Is Prisoner Day-reporting Program Considered ''incarceration'' ?

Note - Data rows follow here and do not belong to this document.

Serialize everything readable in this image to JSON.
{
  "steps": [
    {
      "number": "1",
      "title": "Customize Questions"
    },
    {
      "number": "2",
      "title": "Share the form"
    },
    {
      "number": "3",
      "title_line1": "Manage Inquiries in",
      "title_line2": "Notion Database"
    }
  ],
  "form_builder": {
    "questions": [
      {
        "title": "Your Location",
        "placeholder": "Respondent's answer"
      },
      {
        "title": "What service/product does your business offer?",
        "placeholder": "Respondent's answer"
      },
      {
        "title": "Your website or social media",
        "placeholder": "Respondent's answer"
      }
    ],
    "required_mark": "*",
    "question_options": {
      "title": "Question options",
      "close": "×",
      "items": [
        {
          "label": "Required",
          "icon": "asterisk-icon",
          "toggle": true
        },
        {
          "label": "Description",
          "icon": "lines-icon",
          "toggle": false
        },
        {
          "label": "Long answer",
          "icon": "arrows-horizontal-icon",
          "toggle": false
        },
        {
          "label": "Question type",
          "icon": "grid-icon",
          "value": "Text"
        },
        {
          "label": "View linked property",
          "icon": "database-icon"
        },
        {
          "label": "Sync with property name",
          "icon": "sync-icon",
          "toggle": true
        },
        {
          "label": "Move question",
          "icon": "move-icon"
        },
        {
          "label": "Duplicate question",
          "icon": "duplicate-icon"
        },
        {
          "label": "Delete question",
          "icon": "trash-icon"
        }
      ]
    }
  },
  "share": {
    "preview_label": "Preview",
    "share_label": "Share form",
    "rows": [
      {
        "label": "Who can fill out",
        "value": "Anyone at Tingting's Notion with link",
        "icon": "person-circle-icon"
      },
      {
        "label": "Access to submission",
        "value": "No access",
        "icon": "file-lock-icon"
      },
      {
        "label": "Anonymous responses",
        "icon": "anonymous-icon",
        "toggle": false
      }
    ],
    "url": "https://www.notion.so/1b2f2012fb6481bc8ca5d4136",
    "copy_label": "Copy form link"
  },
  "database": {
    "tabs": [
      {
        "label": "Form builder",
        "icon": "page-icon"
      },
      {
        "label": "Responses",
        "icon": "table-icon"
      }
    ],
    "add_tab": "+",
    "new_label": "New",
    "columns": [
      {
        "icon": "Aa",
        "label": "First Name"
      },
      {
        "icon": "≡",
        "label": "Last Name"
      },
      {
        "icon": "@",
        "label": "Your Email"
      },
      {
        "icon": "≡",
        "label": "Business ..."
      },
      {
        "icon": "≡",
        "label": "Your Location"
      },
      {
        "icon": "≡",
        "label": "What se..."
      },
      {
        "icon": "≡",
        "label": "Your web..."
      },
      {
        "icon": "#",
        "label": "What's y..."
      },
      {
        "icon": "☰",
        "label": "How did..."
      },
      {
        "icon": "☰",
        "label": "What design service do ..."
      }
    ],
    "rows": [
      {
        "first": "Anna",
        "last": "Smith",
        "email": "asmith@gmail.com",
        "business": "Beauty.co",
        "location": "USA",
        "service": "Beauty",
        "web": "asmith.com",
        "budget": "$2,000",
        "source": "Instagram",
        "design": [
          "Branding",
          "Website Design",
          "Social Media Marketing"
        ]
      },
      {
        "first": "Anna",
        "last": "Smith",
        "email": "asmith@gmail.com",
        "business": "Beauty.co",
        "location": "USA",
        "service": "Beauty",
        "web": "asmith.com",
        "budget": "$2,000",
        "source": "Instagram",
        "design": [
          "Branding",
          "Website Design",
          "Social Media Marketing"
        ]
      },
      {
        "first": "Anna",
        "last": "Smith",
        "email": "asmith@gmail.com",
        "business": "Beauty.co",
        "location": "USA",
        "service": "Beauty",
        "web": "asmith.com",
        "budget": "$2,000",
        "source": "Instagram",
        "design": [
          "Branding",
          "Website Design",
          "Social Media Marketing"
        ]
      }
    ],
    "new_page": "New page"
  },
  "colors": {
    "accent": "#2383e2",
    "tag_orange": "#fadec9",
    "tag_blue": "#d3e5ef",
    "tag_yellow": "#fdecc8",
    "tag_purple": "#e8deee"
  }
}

In People v. Cagle, 7 NY3d 647, 860 N.E.2d 51, 826 N.Y.S.2d 589 (2006), the Court held that a defendant is "incarcerated" during the period which he or she serves a portion of his or her sentence of imprisonment in a day-reporting program. The Court relied on statutes that referred to an inmate in a day-reporting program as enjoying "extended bounds of confinement," and that required continual reporting to a facility as well as frequent drug testing. The Court also referred to a statute that requires an inmate to sign a memorandum of agreement and a copy of the day-reporting rules which specify that the program is a revocable privilege and "that the inmate remains in the custody of DOCS'." People v. Cagle, at p. 650. Therefore, while an inmate participating in a day-reporting program is not "incarcerated" in the practical sense that he or she is precluded from leaving the facility in which he or she is being housed, the inmate is considered legally "incarcerated."